At Veneziano we’ve been working hard to develop direct relationships with our growers at origin, so far establishing commitments with particular estates in El Salvador, Brazil and India. With Colombia being one of the largest growing regions it was the obvious next step for us.
The Colombian project is the result of a collaboration with our recent partnership with Sustainable Harvest; an Australian first. They’ve developed a relationship model with growers at origin, allowing us to connect directly with our producers and better understand the complexities and challenges they face as well as educate them on our market back in Australia. With theaverage farm size in Colombia being between one to five hectares, it was important for us to connect with larger growers to be able to secure a consistently high quality supply and better traceability.
Veneziano roaster Jack Allisey recently spent 10 days in Colombia visiting farms, getting to know the people, cupping and selecting coffee. Sustainable Harvest has introduced us to three growers we’re very excited to start working with and developing a long, mutually beneficial relationship. The three farms are:
San Fernando Estate, owner Humberto Gonzales Trujillo
San Fernando has around 200 hectares of coffee trees at an altitude ranging from 1,400 to 2,100 meters. Humberto has been farming at San Fernando since the 1970s but in 2006 he hired two new farm managers, Gabriel and Luis Guillermo, who brought a new enthusiasm for coffee.
Keen to better understand what makes a quality coffee and the processing and farming techniques behind it, they began to split the farm into separate processing lots to further understand the intricacies in flavour that their farm produces. There are two mountains on the San Fernando farm and what they found after separating out their processing lots is that the left mountain actually cups with consistently better quality than the right. These separate processing lots allow us to fine tune the flavour profile of our coffee and work to create a repeatable product.
Our first shipment due to start roasting from the start of August is from San Fernando estate and includes a delicious 20 bag microlot. We can’t wait for it to arrive and also return to the farm in October to provide feedback and start working further with Humberto, Gabriel and Luis Guillermo to fine tune our coffee in main harvest.
La Cascada, owner Correa Restrepo Hermanos
Named after the waterfall running through the farm, La Cascada was the largest farm Jack visited. Managed by Diego Moncada, La Cascada has been producing amazing coffee for years. They’ve developed an incredibly systematic approach to the growing, processing and traceability of their coffee, including taking soil samples with GPS coordinates to analyse quality and ascertain the fertilisation needs, logging rainfall and harvest periods and linking this all back to final cup tasting reports to determine what has impacted final flavour in the cup.

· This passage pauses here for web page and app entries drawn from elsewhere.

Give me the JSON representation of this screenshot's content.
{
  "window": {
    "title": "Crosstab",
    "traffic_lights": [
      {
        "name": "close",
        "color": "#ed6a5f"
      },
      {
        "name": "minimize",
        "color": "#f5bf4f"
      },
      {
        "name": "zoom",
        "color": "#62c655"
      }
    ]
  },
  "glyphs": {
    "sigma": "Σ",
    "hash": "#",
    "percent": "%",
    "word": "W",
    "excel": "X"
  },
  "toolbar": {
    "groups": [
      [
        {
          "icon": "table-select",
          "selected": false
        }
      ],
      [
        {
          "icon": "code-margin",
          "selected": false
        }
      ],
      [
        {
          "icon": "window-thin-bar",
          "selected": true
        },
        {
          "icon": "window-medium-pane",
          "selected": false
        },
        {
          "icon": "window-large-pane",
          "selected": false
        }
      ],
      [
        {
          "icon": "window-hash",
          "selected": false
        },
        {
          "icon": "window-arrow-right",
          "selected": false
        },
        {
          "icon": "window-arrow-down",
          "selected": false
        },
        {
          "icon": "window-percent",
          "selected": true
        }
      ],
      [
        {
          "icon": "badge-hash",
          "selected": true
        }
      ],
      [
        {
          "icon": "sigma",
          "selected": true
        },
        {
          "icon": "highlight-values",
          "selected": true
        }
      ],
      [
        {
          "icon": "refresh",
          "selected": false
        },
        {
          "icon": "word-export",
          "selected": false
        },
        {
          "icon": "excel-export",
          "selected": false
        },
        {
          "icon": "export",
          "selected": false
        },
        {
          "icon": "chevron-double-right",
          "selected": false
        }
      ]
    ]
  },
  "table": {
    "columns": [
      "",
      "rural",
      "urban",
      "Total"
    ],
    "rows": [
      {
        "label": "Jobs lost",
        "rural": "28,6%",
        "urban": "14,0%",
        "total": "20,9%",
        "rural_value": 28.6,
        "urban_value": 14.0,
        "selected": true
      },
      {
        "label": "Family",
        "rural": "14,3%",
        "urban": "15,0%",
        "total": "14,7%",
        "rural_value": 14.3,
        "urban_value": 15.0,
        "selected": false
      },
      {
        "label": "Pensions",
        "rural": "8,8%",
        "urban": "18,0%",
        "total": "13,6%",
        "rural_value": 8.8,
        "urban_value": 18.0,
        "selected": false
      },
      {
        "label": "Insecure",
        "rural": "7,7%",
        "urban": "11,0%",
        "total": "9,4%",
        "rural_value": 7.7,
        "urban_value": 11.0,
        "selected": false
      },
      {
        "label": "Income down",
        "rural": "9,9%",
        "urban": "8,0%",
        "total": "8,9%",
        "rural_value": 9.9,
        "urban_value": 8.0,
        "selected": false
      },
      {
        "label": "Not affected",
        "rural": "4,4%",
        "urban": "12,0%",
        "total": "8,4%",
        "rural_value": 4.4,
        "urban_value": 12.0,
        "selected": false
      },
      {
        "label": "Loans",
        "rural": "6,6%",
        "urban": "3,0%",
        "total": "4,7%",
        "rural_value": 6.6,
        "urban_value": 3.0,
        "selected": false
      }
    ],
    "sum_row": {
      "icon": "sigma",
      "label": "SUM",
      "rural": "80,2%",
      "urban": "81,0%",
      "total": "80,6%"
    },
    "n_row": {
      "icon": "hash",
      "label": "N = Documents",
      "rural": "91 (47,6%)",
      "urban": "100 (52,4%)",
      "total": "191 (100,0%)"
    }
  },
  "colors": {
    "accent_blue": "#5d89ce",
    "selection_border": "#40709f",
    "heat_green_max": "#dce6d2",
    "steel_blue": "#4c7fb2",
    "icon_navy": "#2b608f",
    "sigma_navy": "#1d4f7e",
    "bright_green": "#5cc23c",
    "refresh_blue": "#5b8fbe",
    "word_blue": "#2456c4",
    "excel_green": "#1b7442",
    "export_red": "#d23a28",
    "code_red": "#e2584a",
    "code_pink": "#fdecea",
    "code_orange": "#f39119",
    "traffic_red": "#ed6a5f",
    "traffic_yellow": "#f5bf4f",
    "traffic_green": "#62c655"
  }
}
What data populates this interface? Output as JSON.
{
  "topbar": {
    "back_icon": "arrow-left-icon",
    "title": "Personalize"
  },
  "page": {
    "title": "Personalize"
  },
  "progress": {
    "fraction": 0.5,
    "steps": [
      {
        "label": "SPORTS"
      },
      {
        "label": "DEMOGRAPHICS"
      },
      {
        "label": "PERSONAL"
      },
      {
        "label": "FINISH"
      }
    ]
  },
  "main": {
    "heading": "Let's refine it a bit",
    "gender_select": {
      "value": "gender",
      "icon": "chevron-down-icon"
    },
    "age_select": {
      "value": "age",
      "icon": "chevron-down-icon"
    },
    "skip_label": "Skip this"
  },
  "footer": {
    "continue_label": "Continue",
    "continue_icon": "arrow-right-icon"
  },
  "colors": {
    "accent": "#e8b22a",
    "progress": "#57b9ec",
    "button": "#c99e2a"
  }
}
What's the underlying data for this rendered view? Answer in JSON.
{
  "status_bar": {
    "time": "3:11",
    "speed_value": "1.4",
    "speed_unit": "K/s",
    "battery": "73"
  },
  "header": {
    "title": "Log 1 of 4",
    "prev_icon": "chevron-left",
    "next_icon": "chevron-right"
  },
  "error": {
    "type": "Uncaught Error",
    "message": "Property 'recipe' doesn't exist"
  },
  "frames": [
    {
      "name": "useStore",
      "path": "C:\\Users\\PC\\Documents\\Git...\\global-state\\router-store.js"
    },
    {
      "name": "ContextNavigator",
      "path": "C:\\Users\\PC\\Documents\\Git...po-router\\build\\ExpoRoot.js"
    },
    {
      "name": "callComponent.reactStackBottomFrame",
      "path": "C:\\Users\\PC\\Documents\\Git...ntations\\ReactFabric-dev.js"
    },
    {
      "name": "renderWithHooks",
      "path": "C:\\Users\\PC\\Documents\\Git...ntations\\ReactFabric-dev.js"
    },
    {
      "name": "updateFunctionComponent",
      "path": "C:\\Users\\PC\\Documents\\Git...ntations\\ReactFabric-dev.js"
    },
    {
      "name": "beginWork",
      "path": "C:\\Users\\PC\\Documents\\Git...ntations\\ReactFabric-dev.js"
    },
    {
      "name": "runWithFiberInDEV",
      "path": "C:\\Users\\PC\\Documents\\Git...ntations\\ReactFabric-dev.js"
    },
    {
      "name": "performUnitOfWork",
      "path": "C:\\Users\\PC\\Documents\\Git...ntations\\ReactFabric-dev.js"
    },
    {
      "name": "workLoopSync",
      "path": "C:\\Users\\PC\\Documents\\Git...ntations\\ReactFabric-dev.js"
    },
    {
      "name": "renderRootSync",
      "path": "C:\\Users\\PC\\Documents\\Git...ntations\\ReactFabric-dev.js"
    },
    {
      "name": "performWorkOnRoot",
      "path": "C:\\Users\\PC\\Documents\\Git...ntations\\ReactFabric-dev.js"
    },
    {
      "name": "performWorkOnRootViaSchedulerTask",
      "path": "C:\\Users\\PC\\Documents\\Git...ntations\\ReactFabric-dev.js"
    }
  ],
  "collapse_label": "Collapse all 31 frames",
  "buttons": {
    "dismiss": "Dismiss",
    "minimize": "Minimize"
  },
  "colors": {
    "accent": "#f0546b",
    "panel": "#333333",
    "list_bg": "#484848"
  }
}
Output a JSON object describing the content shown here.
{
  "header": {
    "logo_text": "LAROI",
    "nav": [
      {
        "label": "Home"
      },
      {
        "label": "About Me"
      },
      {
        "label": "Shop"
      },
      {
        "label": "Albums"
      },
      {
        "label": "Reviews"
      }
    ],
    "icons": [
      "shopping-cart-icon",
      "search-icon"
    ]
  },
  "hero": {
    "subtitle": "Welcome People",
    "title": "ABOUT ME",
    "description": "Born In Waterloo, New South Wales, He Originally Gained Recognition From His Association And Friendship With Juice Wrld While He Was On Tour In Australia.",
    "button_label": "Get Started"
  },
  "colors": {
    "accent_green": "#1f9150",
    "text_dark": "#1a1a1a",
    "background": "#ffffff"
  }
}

La Cascada also renews or replants 20 percent of their trees every year and anything over 1,600 meters is replanted with Caturra which has been producing higher quality coffees despite its susceptibility to leaf rust. As one of the biggest employers in the area with 200 employees year round, La Cascada has a strong commitment to the community, providing exceptional accommodation and dining facilities for their staff
and supporting the local church and hospital.
Las Mercedes, owned by the Guerra family
Las Mercedes manager, the young Juan Carlos, is a truly progressive coffee producer; he has set up a cupping lab on his farm and is also a qualified Q grader, which is a rarity as a lot of producers never even have a chance to taste their own coffee.
During a mule ride through the farm Jack and Juan had lengthy discussions on the challenges growers in Colombia face and why it’s important to develop sustainable relationships with roasters as end users. Juan Carlos has been experimenting with his processing technique, playing with honey process coffees and sun drying on raised beds, both a rarity in Colombia.
Juan Carlos also joined Jack during tasting. “It was great to be able to discuss the coffees with the grower directly over the cupping table and talk about what we’re looking for back in Australia; this is the true benefit of direct trade!”, says Jack.
“I’m excited to return in October and see Juan Carlos’ experimental processing in action and hopefully select some delicious microlots for Veneziano”.
We can’t wait for our first shipment from San Fernando to arrive in the next couple of weeks. Look out for it in Forza and Estate as well as the delicious limited microlot.